EXERCISE DATA>
◆ ◆ ◆ ◆ ◆ ◆ ◆
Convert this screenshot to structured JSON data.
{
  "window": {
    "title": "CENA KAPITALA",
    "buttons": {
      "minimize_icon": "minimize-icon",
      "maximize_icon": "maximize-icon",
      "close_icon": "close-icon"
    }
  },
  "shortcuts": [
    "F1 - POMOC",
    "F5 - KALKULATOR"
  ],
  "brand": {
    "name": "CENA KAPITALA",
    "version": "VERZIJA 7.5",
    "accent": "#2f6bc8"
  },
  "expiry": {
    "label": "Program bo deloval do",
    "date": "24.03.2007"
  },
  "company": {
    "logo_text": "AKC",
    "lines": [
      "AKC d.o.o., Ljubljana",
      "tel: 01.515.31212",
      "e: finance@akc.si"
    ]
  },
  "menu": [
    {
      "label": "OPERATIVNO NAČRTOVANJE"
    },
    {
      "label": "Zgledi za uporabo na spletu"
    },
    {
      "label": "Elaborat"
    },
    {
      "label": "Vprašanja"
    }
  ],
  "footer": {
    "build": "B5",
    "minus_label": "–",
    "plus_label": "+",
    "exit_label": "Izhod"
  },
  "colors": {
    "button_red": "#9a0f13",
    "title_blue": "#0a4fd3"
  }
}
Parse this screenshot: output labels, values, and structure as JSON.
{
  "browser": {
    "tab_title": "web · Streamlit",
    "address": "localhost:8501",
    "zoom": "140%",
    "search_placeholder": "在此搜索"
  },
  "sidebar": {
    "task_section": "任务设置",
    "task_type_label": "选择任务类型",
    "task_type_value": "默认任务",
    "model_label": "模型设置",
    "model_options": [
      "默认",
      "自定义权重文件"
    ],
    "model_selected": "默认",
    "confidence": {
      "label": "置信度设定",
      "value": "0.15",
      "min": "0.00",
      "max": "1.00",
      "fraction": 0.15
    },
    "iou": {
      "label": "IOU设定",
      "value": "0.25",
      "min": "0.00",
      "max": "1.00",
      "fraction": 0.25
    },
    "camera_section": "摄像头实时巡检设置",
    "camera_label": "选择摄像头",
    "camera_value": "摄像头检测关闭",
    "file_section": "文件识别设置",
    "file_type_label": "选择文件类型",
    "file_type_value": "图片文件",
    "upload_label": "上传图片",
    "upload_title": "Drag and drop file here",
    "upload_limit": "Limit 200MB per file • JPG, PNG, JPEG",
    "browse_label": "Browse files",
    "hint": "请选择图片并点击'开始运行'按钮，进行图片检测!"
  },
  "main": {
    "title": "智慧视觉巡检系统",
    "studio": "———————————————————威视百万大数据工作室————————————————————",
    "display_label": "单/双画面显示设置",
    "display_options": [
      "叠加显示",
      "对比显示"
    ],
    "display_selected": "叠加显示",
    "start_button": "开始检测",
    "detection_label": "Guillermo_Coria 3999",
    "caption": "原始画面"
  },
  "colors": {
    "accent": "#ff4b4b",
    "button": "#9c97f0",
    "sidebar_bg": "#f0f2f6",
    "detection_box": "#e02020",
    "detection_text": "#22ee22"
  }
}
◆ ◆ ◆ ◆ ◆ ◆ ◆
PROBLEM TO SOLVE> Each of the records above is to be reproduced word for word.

ANSWER SPACE>
Convert this screenshot to structured JSON data.
{
  "window": {
    "title": "CENA KAPITALA",
    "buttons": {
      "minimize_icon": "minimize-icon",
      "maximize_icon": "maximize-icon",
      "close_icon": "close-icon"
    }
  },
  "shortcuts": [
    "F1 - POMOC",
    "F5 - KALKULATOR"
  ],
  "brand": {
    "name": "CENA KAPITALA",
    "version": "VERZIJA 7.5",
    "accent": "#2f6bc8"
  },
  "expiry": {
    "label": "Program bo deloval do",
    "date": "24.03.2007"
  },
  "company": {
    "logo_text": "AKC",
    "lines": [
      "AKC d.o.o., Ljubljana",
      "tel: 01.515.31212",
      "e: finance@akc.si"
    ]
  },
  "menu": [
    {
      "label": "OPERATIVNO NAČRTOVANJE"
    },
    {
      "label": "Zgledi za uporabo na spletu"
    },
    {
      "label": "Elaborat"
    },
    {
      "label": "Vprašanja"
    }
  ],
  "footer": {
    "build": "B5",
    "minus_label": "–",
    "plus_label": "+",
    "exit_label": "Izhod"
  },
  "colors": {
    "button_red": "#9a0f13",
    "title_blue": "#0a4fd3"
  }
}
Parse this screenshot: output labels, values, and structure as JSON.
{
  "browser": {
    "tab_title": "web · Streamlit",
    "address": "localhost:8501",
    "zoom": "140%",
    "search_placeholder": "在此搜索"
  },
  "sidebar": {
    "task_section": "任务设置",
    "task_type_label": "选择任务类型",
    "task_type_value": "默认任务",
    "model_label": "模型设置",
    "model_options": [
      "默认",
      "自定义权重文件"
    ],
    "model_selected": "默认",
    "confidence": {
      "label": "置信度设定",
      "value": "0.15",
      "min": "0.00",
      "max": "1.00",
      "fraction": 0.15
    },
    "iou": {
      "label": "IOU设定",
      "value": "0.25",
      "min": "0.00",
      "max": "1.00",
      "fraction": 0.25
    },
    "camera_section": "摄像头实时巡检设置",
    "camera_label": "选择摄像头",
    "camera_value": "摄像头检测关闭",
    "file_section": "文件识别设置",
    "file_type_label": "选择文件类型",
    "file_type_value": "图片文件",
    "upload_label": "上传图片",
    "upload_title": "Drag and drop file here",
    "upload_limit": "Limit 200MB per file • JPG, PNG, JPEG",
    "browse_label": "Browse files",
    "hint": "请选择图片并点击'开始运行'按钮，进行图片检测!"
  },
  "main": {
    "title": "智慧视觉巡检系统",
    "studio": "———————————————————威视百万大数据工作室————————————————————",
    "display_label": "单/双画面显示设置",
    "display_options": [
      "叠加显示",
      "对比显示"
    ],
    "display_selected": "叠加显示",
    "start_button": "开始检测",
    "detection_label": "Guillermo_Coria 3999",
    "caption": "原始画面"
  },
  "colors": {
    "accent": "#ff4b4b",
    "button": "#9c97f0",
    "sidebar_bg": "#f0f2f6",
    "detection_box": "#e02020",
    "detection_text": "#22ee22"
  }
}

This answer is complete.